Unfold a paper clip hooking one end through the rubber band. Hang the opposite end of the paperclip from a wire, rod or hook in an area of your garage or house that is well-ventilated and out of direct sunlight. Once dried let your imagination loose throughout the fall and winter crafting and decorating with your dried lavender.
What ideas can you share for the local gardener after harvesting their lavender?
One easy, at-home and kid-friendly project is creating lavender sachets. Sachets are small fabric bags filled with lavender buds are a centuries-old method of bringing, not only the fragrance, but also the natural sedative and insect repellent properties of lavender into everyday use.
Once you dry lavender from your garden, simply strip the buds from the stalks. As for the fabric, any size, any material and any color that suits your preference may be used; they can be homemade bags or purchased at most craft stores. Fill the bag 3/4 full with lavender buds so that there is room to squeeze the bag periodically to release more fragrant essential oil. By squeezing the bag whenever the scent begins to dissipate you can keep your lavender sachet going for a year or more.
Use the remaining dried lavender bouquets and create a beautiful display by adding some fresh eucalyptus, fresh baby’s breath, or other floral stems of preference. To ensure it lasts a long time do not put it in water. These florals will dry naturally without water in whatever vase or container they are put in.
Additionally, keep it out of direct sunlight to preserve the color. If you have an abundance of dried bouquets, try recreating the look we have in the Ashland product gallery of many bouquets strung on a wire above an entryway or on a beam in your house. But save some for holiday decorations and handmade gifts like a Lavender Tub Tea! Check the Pelindaba Lavender blog “Uses for Lavender” category for detailed posts on these ideas.
I’ve seen beautiful wreaths made with lavender. How can that be accomplished at home?

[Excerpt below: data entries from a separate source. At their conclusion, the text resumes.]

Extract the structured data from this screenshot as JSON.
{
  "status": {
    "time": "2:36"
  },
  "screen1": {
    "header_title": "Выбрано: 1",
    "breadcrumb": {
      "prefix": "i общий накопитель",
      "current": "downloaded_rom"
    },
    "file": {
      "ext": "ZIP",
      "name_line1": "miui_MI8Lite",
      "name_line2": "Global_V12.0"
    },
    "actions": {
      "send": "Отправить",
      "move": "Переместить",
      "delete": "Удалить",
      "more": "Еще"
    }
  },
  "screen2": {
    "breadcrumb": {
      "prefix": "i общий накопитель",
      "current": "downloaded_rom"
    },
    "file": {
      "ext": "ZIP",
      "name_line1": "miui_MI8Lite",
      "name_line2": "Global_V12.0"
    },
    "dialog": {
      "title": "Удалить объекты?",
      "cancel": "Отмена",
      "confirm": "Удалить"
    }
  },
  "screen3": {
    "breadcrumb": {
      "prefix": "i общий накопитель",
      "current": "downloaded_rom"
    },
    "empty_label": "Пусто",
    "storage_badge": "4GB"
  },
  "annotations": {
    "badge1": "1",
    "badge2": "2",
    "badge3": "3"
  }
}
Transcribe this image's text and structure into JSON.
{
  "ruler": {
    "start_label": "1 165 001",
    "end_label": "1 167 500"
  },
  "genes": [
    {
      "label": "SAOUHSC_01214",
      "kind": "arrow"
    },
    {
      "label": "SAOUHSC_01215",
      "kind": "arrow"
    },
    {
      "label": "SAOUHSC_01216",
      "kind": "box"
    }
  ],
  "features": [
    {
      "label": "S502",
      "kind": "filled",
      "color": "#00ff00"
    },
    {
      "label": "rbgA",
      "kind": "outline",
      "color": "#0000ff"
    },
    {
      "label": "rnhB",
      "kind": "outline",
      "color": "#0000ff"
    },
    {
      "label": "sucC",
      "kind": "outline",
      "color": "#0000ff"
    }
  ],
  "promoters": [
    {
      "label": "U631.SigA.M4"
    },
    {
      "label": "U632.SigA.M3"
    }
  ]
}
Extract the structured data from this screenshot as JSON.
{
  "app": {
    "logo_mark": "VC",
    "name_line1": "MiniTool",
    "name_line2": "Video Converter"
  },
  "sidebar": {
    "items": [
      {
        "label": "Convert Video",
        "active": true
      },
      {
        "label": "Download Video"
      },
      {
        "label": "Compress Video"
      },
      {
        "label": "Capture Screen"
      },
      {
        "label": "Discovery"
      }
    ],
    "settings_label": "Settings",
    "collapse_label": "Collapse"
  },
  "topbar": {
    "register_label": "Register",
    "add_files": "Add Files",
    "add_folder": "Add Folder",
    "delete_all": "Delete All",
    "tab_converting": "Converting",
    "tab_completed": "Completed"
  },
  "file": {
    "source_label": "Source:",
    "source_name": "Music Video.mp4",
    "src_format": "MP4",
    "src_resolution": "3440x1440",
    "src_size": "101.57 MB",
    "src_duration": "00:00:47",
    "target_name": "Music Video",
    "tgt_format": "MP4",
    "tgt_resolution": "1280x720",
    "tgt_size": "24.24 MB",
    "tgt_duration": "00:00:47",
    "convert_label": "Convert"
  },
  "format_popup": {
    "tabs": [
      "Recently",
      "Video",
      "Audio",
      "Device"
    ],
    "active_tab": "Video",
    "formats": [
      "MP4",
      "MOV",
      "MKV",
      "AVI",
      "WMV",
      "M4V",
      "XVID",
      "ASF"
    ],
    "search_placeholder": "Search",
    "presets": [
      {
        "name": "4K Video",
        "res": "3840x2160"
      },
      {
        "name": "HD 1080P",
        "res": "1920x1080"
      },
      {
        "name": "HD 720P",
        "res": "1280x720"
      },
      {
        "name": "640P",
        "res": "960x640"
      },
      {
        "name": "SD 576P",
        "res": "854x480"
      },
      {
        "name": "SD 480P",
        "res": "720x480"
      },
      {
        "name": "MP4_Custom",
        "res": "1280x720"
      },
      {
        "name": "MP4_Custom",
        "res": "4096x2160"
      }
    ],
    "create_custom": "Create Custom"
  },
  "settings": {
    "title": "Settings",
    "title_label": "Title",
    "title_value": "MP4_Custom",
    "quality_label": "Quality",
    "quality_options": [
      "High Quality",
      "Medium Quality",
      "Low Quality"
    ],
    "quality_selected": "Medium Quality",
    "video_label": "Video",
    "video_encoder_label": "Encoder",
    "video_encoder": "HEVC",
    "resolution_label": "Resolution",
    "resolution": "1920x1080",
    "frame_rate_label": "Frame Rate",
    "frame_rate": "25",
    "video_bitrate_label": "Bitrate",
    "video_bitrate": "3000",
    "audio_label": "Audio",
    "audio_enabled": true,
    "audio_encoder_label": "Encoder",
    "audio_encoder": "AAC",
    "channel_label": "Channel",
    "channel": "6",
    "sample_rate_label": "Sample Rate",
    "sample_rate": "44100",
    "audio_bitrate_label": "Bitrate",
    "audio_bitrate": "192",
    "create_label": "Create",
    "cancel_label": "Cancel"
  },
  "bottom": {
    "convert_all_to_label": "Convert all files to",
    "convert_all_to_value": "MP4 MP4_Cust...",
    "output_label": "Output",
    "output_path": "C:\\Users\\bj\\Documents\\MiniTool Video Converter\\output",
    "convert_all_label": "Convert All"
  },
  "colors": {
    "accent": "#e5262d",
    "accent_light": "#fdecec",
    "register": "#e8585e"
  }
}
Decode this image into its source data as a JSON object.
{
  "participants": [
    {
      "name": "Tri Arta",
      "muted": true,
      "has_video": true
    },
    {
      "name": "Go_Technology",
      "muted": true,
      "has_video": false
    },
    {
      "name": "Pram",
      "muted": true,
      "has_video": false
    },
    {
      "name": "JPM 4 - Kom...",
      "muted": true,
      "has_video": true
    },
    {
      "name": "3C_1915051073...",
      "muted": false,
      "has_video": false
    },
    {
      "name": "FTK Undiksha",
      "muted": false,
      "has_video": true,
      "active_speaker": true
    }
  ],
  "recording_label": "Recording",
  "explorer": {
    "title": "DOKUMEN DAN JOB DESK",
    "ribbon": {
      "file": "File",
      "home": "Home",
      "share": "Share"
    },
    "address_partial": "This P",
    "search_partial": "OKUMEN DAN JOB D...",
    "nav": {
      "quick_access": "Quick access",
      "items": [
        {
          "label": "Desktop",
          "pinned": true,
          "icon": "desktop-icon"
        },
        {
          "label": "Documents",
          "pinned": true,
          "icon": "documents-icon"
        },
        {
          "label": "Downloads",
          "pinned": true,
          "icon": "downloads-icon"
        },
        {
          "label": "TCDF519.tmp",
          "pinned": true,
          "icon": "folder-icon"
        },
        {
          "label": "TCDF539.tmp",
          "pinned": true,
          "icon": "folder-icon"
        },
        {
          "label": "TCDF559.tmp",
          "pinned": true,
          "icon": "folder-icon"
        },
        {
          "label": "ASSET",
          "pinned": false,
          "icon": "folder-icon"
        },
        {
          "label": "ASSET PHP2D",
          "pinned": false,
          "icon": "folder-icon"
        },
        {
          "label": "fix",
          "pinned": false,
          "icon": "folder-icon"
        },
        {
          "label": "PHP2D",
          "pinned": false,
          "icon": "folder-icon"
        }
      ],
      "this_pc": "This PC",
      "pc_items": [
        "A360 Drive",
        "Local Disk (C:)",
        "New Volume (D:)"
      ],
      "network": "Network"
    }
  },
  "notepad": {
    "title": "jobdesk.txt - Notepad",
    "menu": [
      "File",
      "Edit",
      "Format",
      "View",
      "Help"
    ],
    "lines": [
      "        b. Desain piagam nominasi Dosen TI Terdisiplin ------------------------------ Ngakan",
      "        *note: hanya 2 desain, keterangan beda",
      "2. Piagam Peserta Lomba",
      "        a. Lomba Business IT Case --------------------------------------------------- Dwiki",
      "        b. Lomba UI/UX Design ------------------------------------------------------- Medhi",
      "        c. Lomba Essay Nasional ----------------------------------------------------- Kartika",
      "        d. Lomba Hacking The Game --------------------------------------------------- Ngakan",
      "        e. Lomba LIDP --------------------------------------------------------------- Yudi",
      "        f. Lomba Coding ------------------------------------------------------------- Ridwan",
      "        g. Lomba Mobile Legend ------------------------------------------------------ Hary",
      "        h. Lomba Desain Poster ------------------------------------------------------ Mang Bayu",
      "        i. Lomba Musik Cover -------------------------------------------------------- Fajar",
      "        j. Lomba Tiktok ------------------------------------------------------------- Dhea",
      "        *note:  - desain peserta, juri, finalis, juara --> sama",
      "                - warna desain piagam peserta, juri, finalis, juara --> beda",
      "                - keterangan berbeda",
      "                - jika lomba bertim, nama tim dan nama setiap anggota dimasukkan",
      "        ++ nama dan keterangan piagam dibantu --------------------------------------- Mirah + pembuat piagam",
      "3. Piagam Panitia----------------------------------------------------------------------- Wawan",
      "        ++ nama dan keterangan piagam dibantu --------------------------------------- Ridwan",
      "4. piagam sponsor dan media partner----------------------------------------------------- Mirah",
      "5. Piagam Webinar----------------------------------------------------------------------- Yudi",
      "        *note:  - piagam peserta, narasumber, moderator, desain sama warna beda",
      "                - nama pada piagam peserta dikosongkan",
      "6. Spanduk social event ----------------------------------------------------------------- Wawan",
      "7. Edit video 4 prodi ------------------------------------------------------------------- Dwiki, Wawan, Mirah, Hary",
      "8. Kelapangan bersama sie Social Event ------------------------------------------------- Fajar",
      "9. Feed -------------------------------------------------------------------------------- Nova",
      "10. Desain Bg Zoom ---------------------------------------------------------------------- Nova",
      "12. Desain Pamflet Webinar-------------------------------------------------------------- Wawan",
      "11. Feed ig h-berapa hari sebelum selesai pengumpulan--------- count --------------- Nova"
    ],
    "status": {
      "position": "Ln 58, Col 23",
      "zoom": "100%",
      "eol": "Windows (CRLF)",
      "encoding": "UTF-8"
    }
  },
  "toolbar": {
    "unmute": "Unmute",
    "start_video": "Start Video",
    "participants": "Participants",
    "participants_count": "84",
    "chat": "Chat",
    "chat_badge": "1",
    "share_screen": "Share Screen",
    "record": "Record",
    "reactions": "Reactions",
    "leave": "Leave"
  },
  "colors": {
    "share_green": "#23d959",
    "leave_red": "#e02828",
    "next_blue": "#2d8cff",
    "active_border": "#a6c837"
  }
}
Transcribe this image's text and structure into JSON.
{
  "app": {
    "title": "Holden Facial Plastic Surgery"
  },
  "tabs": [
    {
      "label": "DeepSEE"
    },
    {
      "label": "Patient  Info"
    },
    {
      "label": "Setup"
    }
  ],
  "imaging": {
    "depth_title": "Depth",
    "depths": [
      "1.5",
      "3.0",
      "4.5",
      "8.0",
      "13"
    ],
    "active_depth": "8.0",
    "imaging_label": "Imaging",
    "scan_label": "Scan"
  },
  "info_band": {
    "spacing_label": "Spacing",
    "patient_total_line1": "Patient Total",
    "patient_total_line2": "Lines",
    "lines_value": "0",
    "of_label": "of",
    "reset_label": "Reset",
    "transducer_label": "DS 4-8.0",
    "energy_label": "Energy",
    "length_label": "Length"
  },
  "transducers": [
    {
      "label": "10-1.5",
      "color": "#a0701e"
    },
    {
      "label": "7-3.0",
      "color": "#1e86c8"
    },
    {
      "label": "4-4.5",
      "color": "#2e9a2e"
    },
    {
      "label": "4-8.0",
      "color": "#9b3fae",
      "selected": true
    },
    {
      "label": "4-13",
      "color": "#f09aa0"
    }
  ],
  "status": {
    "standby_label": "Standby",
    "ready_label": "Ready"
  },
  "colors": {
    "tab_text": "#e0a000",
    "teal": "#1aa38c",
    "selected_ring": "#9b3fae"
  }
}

Sure, I would recommend using fresh lavender’s long, flexible stems as those are best for floral weaving projects like making lavender wreaths and wands. For how to use the flowers from your garden in this charming way, we have step-by-step instructions and pictures on the Pelindaba Lavender blog. If you plan on using fresh lavender, it’s a good idea to check that the fresh lavender you are using is a variety that dries well. We cultivate two varieties of lavender in our organically-certified fields that are especially suited for drying — Lavandula x intermedia “Grosso” and Lavandula angustifolia “Royal Purple.” These are selected for their rich color and for their tendency to remain on the stalk much longer than most other varieties. This facilitates not only longer lasting flower arrangements but also greatly assists the crafting of wreaths and other dried flower creations. Other varieties crumble and lose their color when dried and do not work well for dried arrangements. If you are unsure, send us a picture or the variety name and we’ll gladly provide guidance.
Julie, thanks so much for taking the time to speak with me today. Do you have any last thoughts or comments you would like to share with our readers?
Thank you Shields. I hope this inspires readers to get out and harvest their lavender! Fruits of the annual harvest at Pelindaba Lavender come to the Ashland product gallery late August to early September when we decorate with freshly dried lavender and newly made Lavender Wands start to arrive. It’s a wonderful time to visit and we look forward to inspiring guests with more ideas on how to use lavender.
Pelindaba Lavender Ashland
30 N. Main Street